• **What to work on**
Find each line of the material below in which the word "Select" occurs, and return it.

:: Provided data ::

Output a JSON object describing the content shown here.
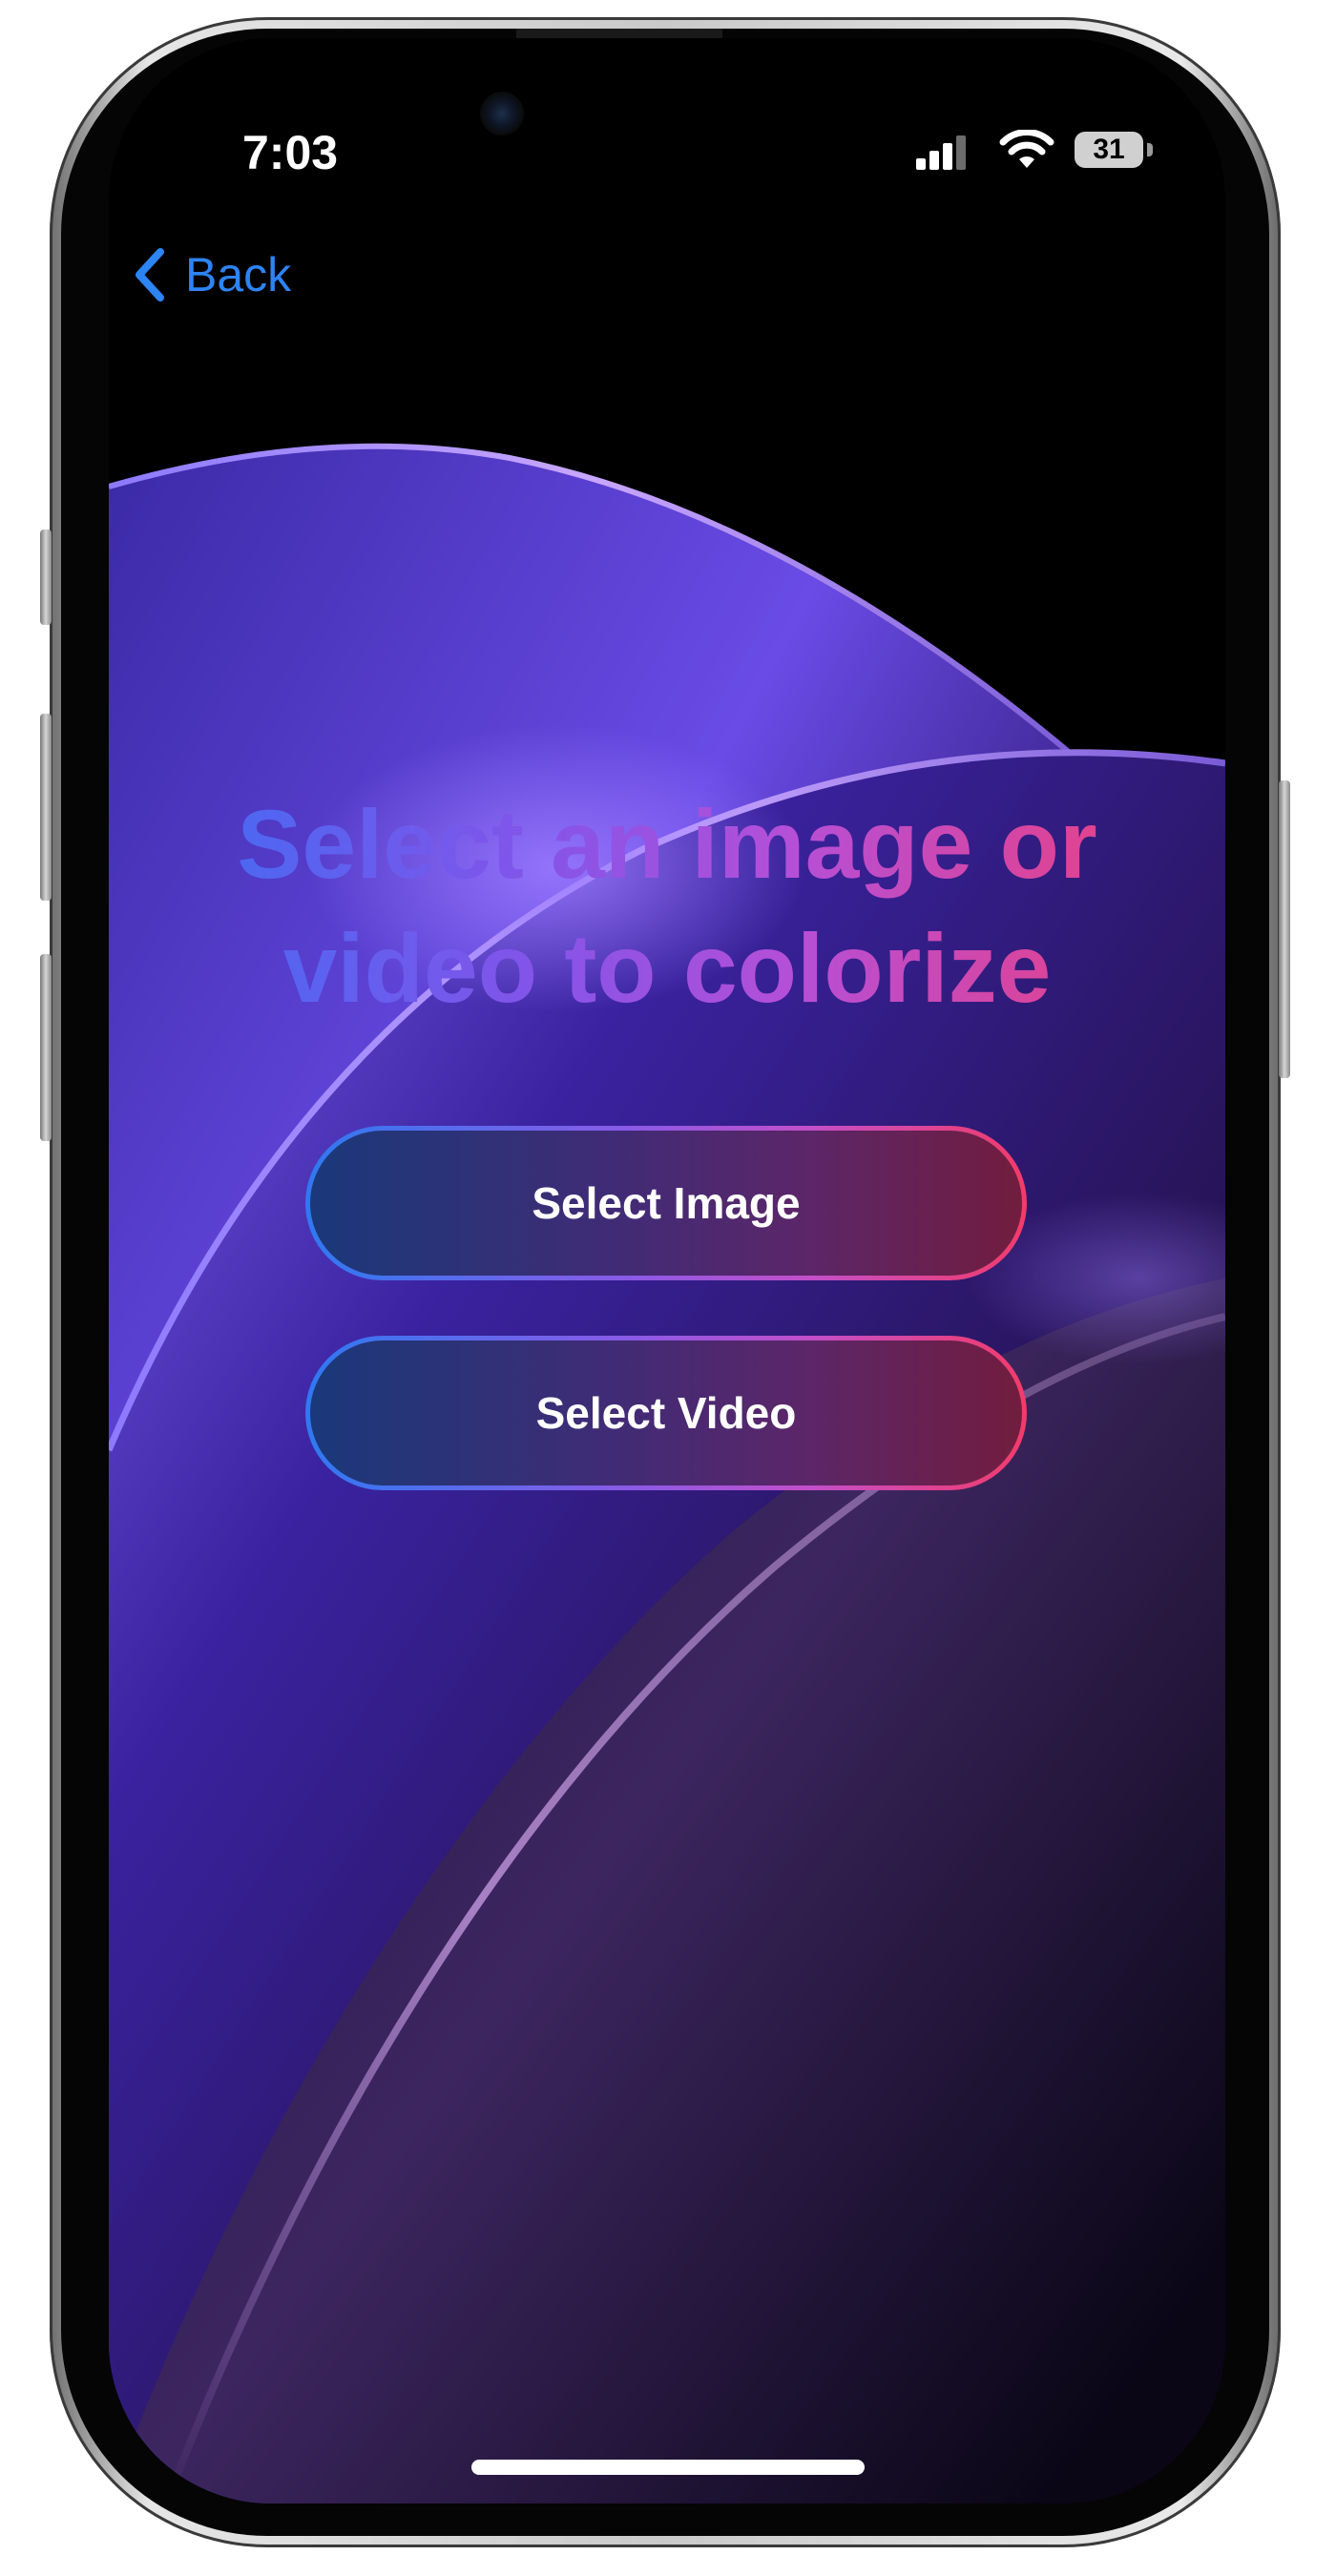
{
  "status_bar": {
    "time": "7:03",
    "battery_level": "31",
    "icons": [
      "cellular-signal-icon",
      "wifi-icon",
      "battery-icon"
    ]
  },
  "nav": {
    "back_label": "Back",
    "back_icon": "chevron-left-icon"
  },
  "main": {
    "headline_line1": "Select an image or",
    "headline_line2": "video to colorize",
    "buttons": [
      {
        "label": "Select Image"
      },
      {
        "label": "Select Video"
      }
    ]
  },
  "colors": {
    "accent_blue": "#2d84f3",
    "gradient_start": "#3d6df4",
    "gradient_mid": "#b54fd7",
    "gradient_end": "#ee3f7b",
    "background": "#000000"
  }
}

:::

• **Exercise result**
    "headline_line1": "Select an image or",
        "label": "Select Image"
        "label": "Select Video"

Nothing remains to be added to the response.